It took me a pretty long time to really get into Achtung Baby. I was instantly drawn to “One” and “Mysterious Ways,” two of U2‘s most well-known songs, but I resisted the rest of the album because it just wasn’t inviting like The Joshua Tree (1987), the album that catapulted the band to international superstardom. (And, much later, my teenage world.) I do remember listening through Achtung Baby a couple of times and thinking it was very good, but it still failed to really leave an impression; it was just kind of there. It wasn’t until some months ago when I was stuck on a cross-country flight that I listened to Achtung Baby again and thought, “Whoa. What took me so long to get into this?” The answer, I think, is simpler than I initially thought. The Joshua Tree is a very warm record; it’s wide and lush with fertile landscapes and bright, airy textures.
Achtung Baby is cold and dark, using seemingly infinite layers of distortion to keep you at a distance. It’s just not an album that you can throw on and casually listen to. (At least, that’s been my experience.) It’s interesting to me that I can’t discuss Achtung Baby without comparing it to The Joshua Tree. The Joshua Tree is the first U2 album I got into, and I don’t think I’m alone in using it as the standard against which all of their other albums are judged. U2 followed up The Joshua Tree with Rattle and Hum (1988), a rockumentary that flopped miserably, forcing the band to retreat into the wilderness in bitter defeat for the first time in their careers. Everything about The Joshua Tree is outward and expansive. Achtung Baby is the opposite, with more introspective songwriting and dense, distorted soundscapes.
The exception is “One,” which is appropriately stripped to accommodate U2 at their most naked. I have long held the position that — at least as far as their songs are concerned — it’s their finest achievement. It’s really quite a personal song about Bono’s relationship with his father, but it has had many different applications over the years. It has that rare quality any great work of art has: it’s highly specific and unique but it also manages to be universal and mythic at the same time. It gets played at weddings and is also used for Bono’s never-ending fight against poverty. And considering U2 was thinking about breaking up during the Achtung Baby sessions until they managed to pull “One” out of the hat, it’s not a stretch to think of the song as indicative of how the band members were feeling towards each other during that difficult time. You wouldn’t expect such a personal song to be so elastic.

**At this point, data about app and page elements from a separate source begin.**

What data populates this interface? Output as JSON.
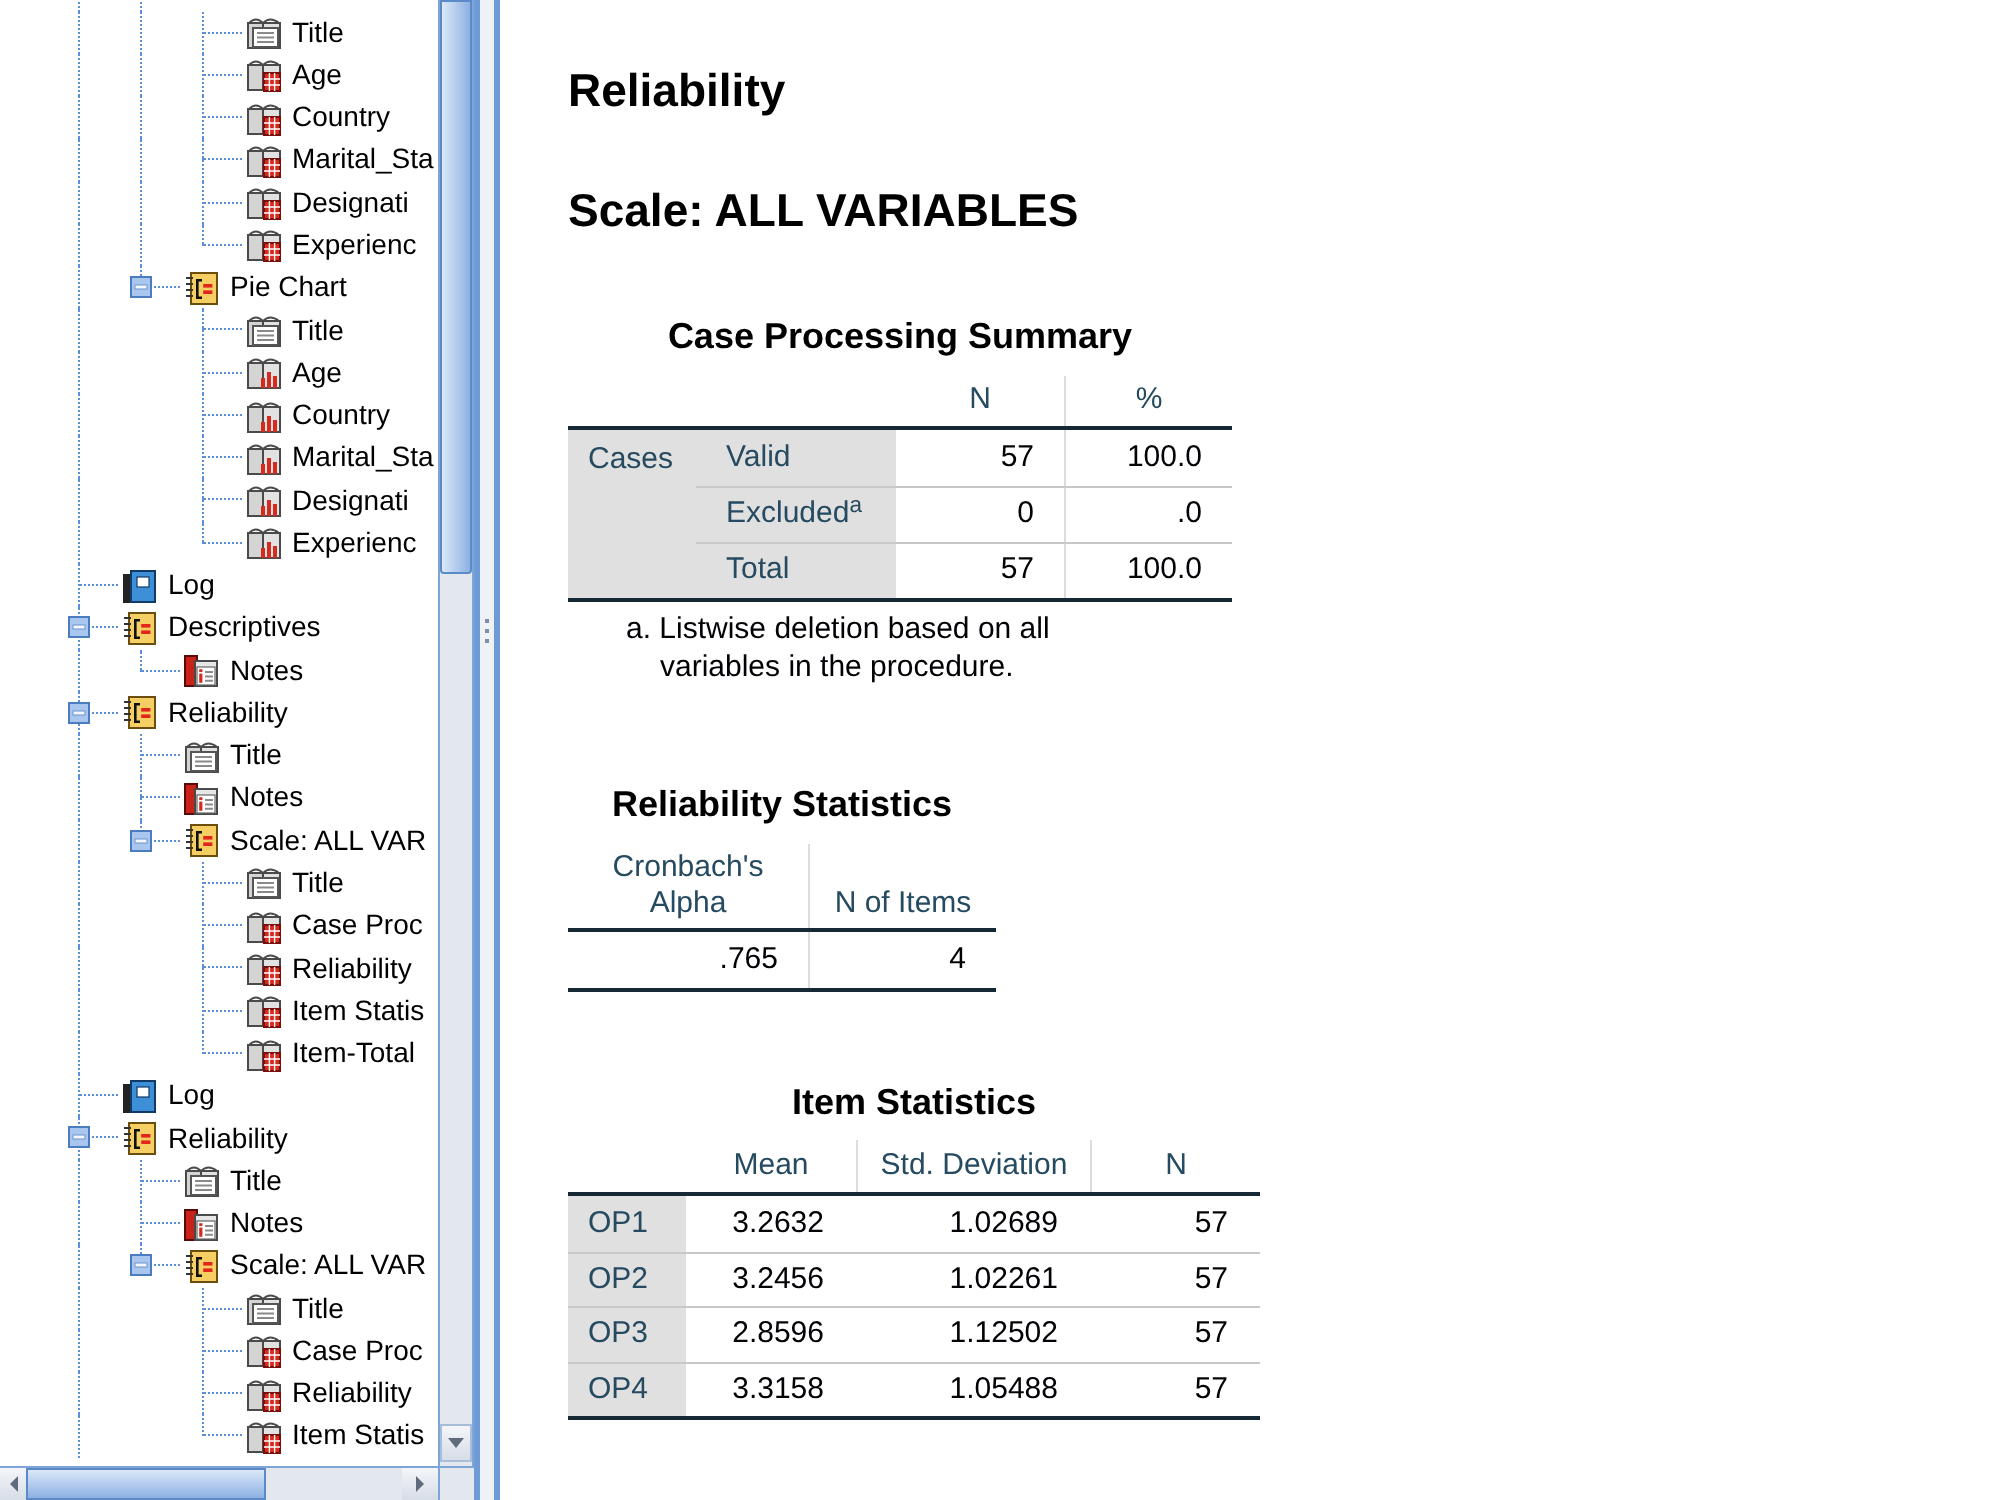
{
  "navigator": {
    "tree": [
      {
        "children": [
          {
            "children": [
              {
                "label": "Title",
                "kind": "title"
              },
              {
                "label": "Age",
                "kind": "table"
              },
              {
                "label": "Country",
                "kind": "table"
              },
              {
                "label": "Marital_Sta",
                "kind": "table"
              },
              {
                "label": "Designati",
                "kind": "table"
              },
              {
                "label": "Experienc",
                "kind": "table"
              }
            ]
          },
          {
            "label": "Pie Chart",
            "kind": "folder",
            "expanded": true,
            "children": [
              {
                "label": "Title",
                "kind": "title"
              },
              {
                "label": "Age",
                "kind": "chart"
              },
              {
                "label": "Country",
                "kind": "chart"
              },
              {
                "label": "Marital_Sta",
                "kind": "chart"
              },
              {
                "label": "Designati",
                "kind": "chart"
              },
              {
                "label": "Experienc",
                "kind": "chart"
              }
            ]
          }
        ]
      },
      {
        "label": "Log",
        "kind": "log"
      },
      {
        "label": "Descriptives",
        "kind": "folder",
        "expanded": true,
        "children": [
          {
            "label": "Notes",
            "kind": "notes"
          }
        ]
      },
      {
        "label": "Reliability",
        "kind": "folder",
        "expanded": true,
        "children": [
          {
            "label": "Title",
            "kind": "title"
          },
          {
            "label": "Notes",
            "kind": "notes"
          },
          {
            "label": "Scale: ALL VAR",
            "kind": "folder",
            "expanded": true,
            "children": [
              {
                "label": "Title",
                "kind": "title"
              },
              {
                "label": "Case Proc",
                "kind": "table"
              },
              {
                "label": "Reliability",
                "kind": "table"
              },
              {
                "label": "Item Statis",
                "kind": "table"
              },
              {
                "label": "Item-Total",
                "kind": "table"
              }
            ]
          }
        ]
      },
      {
        "label": "Log",
        "kind": "log"
      },
      {
        "label": "Reliability",
        "kind": "folder",
        "expanded": true,
        "children": [
          {
            "label": "Title",
            "kind": "title"
          },
          {
            "label": "Notes",
            "kind": "notes"
          },
          {
            "label": "Scale: ALL VAR",
            "kind": "folder",
            "expanded": true,
            "children": [
              {
                "label": "Title",
                "kind": "title"
              },
              {
                "label": "Case Proc",
                "kind": "table"
              },
              {
                "label": "Reliability",
                "kind": "table"
              },
              {
                "label": "Item Statis",
                "kind": "table"
              }
            ]
          }
        ]
      }
    ]
  },
  "output": {
    "heading": "Reliability",
    "subheading": "Scale: ALL VARIABLES",
    "case_processing_summary": {
      "title": "Case Processing Summary",
      "columns": [
        "N",
        "%"
      ],
      "row_group": "Cases",
      "rows": [
        {
          "label": "Valid",
          "values": [
            "57",
            "100.0"
          ]
        },
        {
          "label": "Excluded$^{a}$",
          "values": [
            "0",
            ".0"
          ]
        },
        {
          "label": "Total",
          "values": [
            "57",
            "100.0"
          ]
        }
      ],
      "footnote": "a. Listwise deletion based on all variables in the procedure."
    },
    "reliability_statistics": {
      "title": "Reliability Statistics",
      "columns": [
        "Cronbach's Alpha",
        "N of Items"
      ],
      "rows": [
        {
          "values": [
            ".765",
            "4"
          ]
        }
      ]
    },
    "item_statistics": {
      "title": "Item Statistics",
      "columns": [
        "Mean",
        "Std. Deviation",
        "N"
      ],
      "rows": [
        {
          "label": "OP1",
          "values": [
            "3.2632",
            "1.02689",
            "57"
          ]
        },
        {
          "label": "OP2",
          "values": [
            "3.2456",
            "1.02261",
            "57"
          ]
        },
        {
          "label": "OP3",
          "values": [
            "2.8596",
            "1.12502",
            "57"
          ]
        },
        {
          "label": "OP4",
          "values": [
            "3.3158",
            "1.05488",
            "57"
          ]
        }
      ]
    }
  }
}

But Achtung Baby is way more than just “One.” (There’s probably a bad pun in there.) For starters, it’s arguably their most dynamic album. From the instant the opener “Zoo Station” starts, you know you’re in for something different. And it’s to U2’s credit that they managed to completely reinvent themselves with Achtung Baby, embracing the alternative rock era. The Joshua Tree is an ode to America, while Achtung Baby is decidedly European, recorded in Berlin — hence the title — where producer Brian Eno had previously recorded David Bowie’s albums Low (1977) and Heroes (1977).